__Problem details__
Please report how many lines of the data include the word "Enhanced", with the number as the entire reply.
**** Provided records ****
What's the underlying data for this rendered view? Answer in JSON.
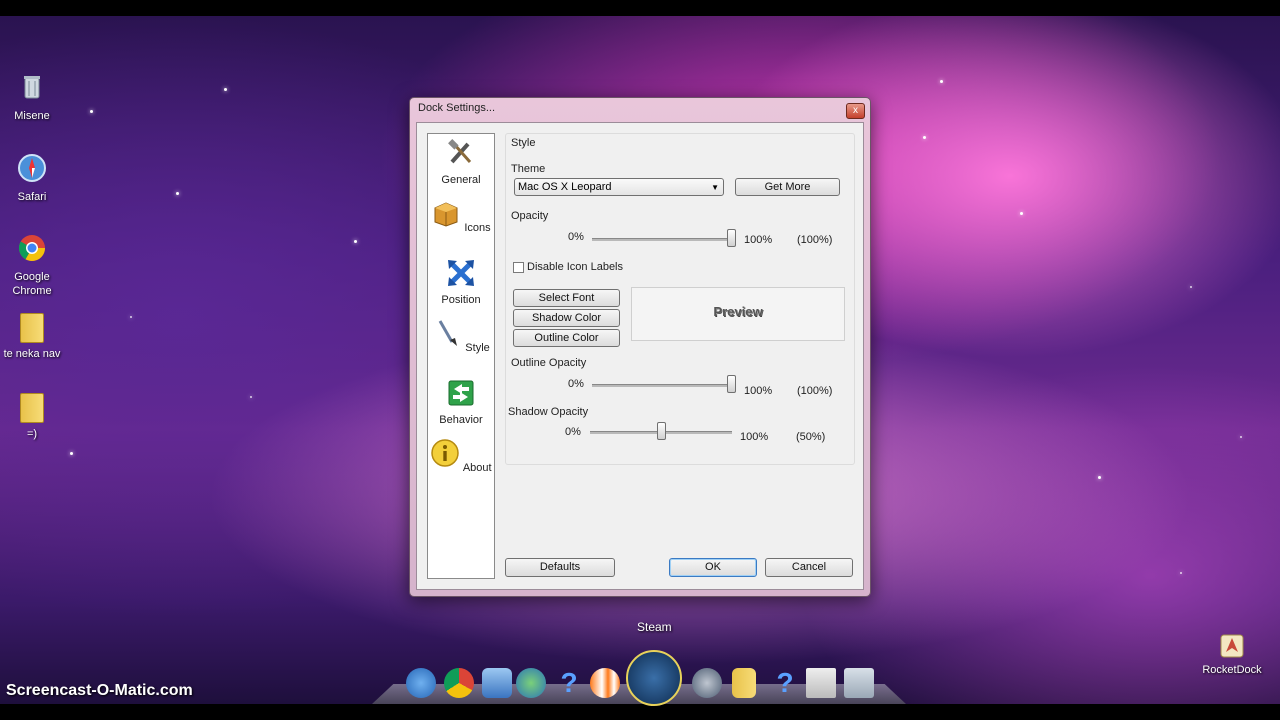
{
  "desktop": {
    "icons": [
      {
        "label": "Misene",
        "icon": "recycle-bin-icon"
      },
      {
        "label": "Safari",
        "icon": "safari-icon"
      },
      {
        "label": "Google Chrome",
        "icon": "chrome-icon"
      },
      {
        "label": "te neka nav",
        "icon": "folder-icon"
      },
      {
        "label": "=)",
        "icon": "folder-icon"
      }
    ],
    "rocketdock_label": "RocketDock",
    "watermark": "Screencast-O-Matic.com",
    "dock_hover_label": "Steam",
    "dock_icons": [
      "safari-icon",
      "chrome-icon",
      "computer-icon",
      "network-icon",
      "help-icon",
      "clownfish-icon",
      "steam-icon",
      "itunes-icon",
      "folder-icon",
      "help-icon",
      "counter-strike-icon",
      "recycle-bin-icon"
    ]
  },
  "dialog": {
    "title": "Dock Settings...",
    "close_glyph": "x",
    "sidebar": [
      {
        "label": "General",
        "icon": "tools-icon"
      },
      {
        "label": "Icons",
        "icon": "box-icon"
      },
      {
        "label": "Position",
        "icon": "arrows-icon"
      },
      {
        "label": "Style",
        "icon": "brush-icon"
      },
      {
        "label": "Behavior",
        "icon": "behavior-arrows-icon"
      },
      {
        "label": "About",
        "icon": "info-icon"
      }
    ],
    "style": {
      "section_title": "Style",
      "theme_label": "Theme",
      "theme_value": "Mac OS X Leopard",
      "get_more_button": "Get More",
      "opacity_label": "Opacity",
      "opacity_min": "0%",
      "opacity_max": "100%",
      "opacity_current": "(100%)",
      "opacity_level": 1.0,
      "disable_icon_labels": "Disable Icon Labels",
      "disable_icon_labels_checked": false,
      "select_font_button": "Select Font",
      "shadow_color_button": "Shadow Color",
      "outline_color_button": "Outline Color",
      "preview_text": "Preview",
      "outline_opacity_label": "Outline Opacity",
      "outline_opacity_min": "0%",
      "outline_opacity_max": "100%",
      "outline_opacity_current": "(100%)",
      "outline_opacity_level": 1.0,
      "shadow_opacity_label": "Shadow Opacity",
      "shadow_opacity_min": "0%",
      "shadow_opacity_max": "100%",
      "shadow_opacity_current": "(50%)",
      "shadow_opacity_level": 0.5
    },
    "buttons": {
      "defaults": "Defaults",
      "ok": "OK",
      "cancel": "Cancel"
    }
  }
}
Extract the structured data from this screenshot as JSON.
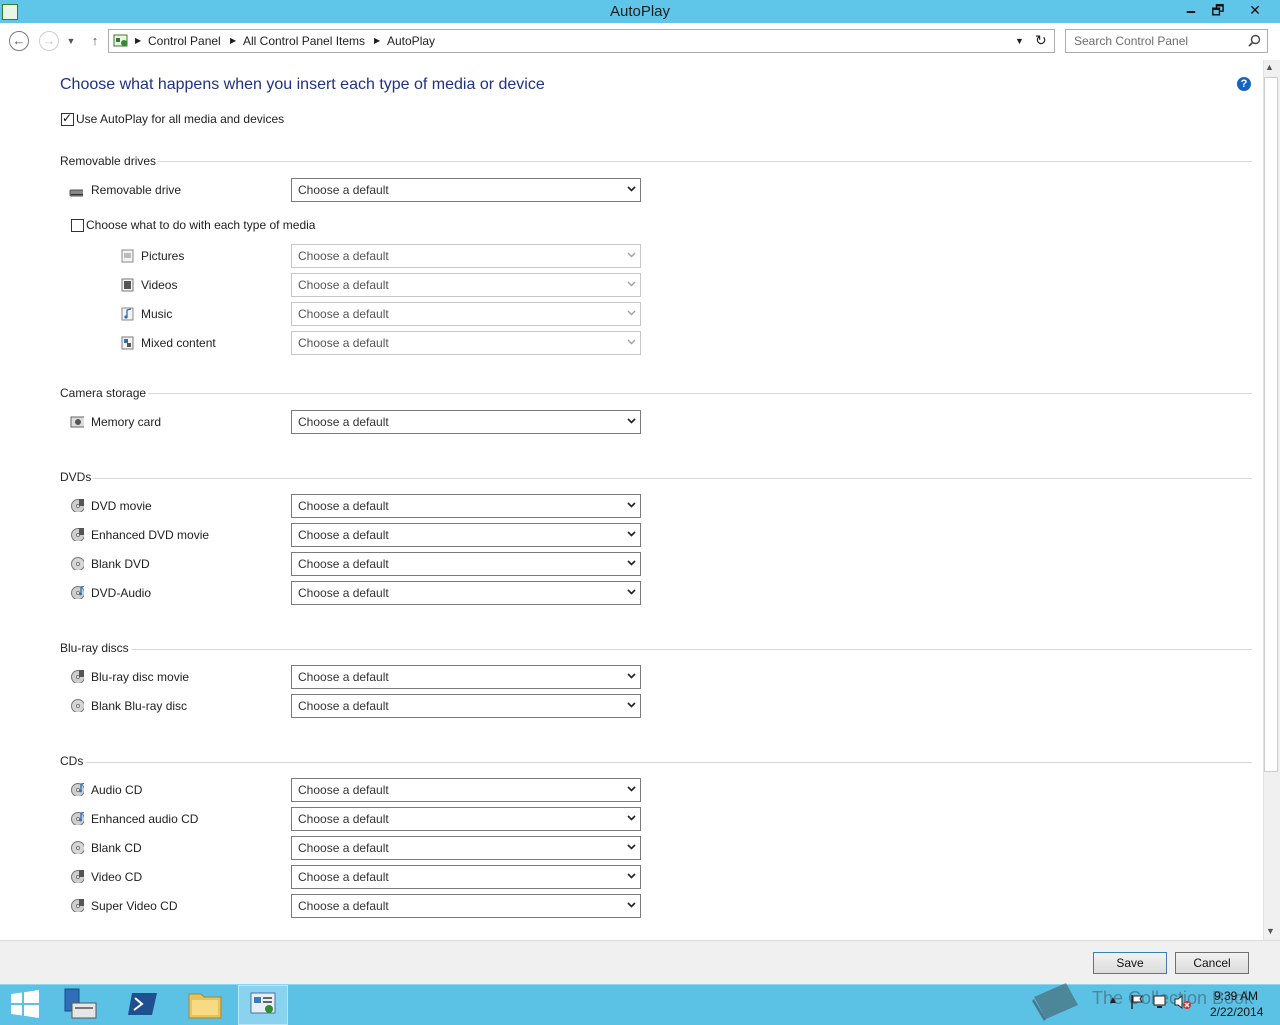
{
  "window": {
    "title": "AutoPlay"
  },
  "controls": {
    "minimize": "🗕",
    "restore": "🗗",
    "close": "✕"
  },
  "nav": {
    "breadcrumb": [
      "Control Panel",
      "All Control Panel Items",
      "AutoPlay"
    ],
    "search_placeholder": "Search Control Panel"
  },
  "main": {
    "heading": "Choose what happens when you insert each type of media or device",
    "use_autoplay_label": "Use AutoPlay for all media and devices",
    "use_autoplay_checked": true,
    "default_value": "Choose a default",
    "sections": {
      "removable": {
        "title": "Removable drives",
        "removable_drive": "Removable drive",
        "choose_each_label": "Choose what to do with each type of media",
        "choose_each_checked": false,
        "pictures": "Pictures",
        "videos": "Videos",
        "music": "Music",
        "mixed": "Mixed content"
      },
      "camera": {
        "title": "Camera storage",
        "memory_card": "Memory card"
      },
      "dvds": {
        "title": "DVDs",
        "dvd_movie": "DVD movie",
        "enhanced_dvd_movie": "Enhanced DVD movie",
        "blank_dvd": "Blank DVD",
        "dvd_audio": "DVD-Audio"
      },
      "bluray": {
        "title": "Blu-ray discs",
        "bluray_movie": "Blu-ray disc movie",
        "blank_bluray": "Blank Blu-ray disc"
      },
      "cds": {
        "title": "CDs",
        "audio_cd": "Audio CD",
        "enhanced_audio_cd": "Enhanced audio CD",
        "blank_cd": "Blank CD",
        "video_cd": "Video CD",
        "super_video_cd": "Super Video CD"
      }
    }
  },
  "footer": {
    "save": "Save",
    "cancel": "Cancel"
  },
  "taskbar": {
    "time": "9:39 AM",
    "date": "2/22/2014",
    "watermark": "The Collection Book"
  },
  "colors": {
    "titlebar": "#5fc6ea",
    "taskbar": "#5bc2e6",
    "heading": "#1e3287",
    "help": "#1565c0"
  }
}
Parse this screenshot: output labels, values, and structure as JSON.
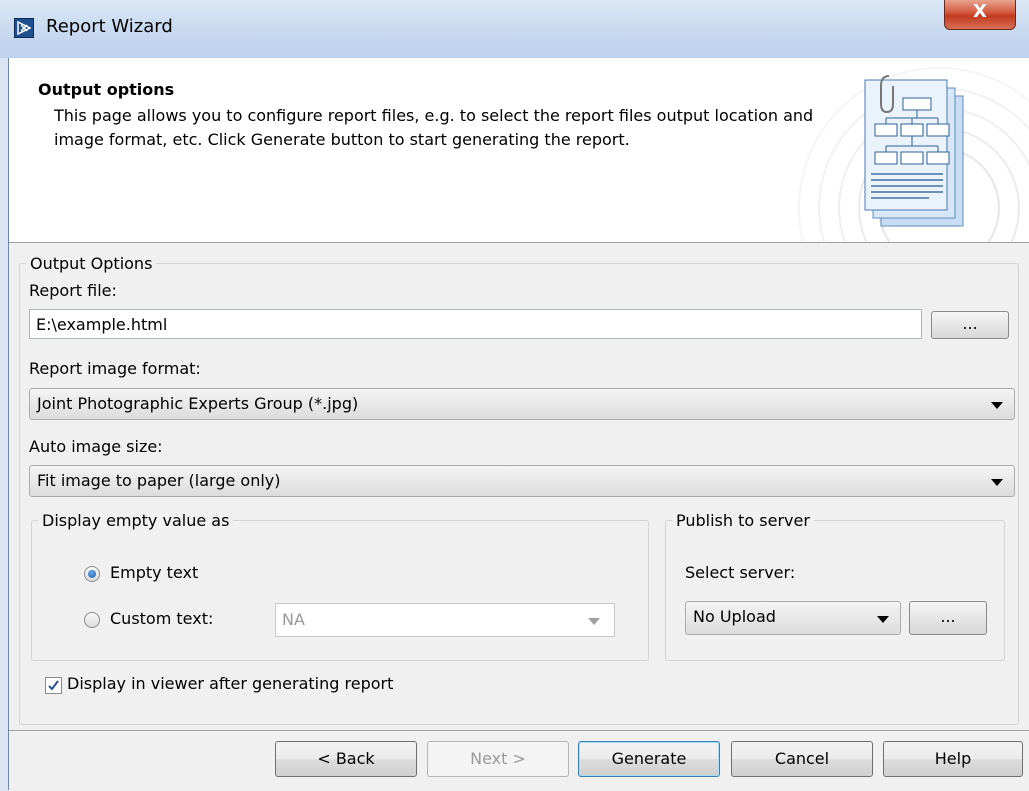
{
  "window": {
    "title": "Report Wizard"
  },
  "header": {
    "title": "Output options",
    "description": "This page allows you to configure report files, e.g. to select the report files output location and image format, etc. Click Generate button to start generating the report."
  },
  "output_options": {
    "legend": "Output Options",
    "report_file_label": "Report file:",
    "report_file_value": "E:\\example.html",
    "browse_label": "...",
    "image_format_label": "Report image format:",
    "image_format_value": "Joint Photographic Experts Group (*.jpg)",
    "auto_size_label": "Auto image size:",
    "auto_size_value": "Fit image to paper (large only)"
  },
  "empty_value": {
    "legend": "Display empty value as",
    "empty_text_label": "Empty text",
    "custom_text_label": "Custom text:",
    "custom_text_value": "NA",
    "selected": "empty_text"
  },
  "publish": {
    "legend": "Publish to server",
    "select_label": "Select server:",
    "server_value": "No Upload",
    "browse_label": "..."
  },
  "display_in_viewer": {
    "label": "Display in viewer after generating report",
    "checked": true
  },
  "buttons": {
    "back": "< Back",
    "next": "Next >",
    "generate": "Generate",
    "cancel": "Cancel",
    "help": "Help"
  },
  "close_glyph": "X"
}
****
__Reply__
2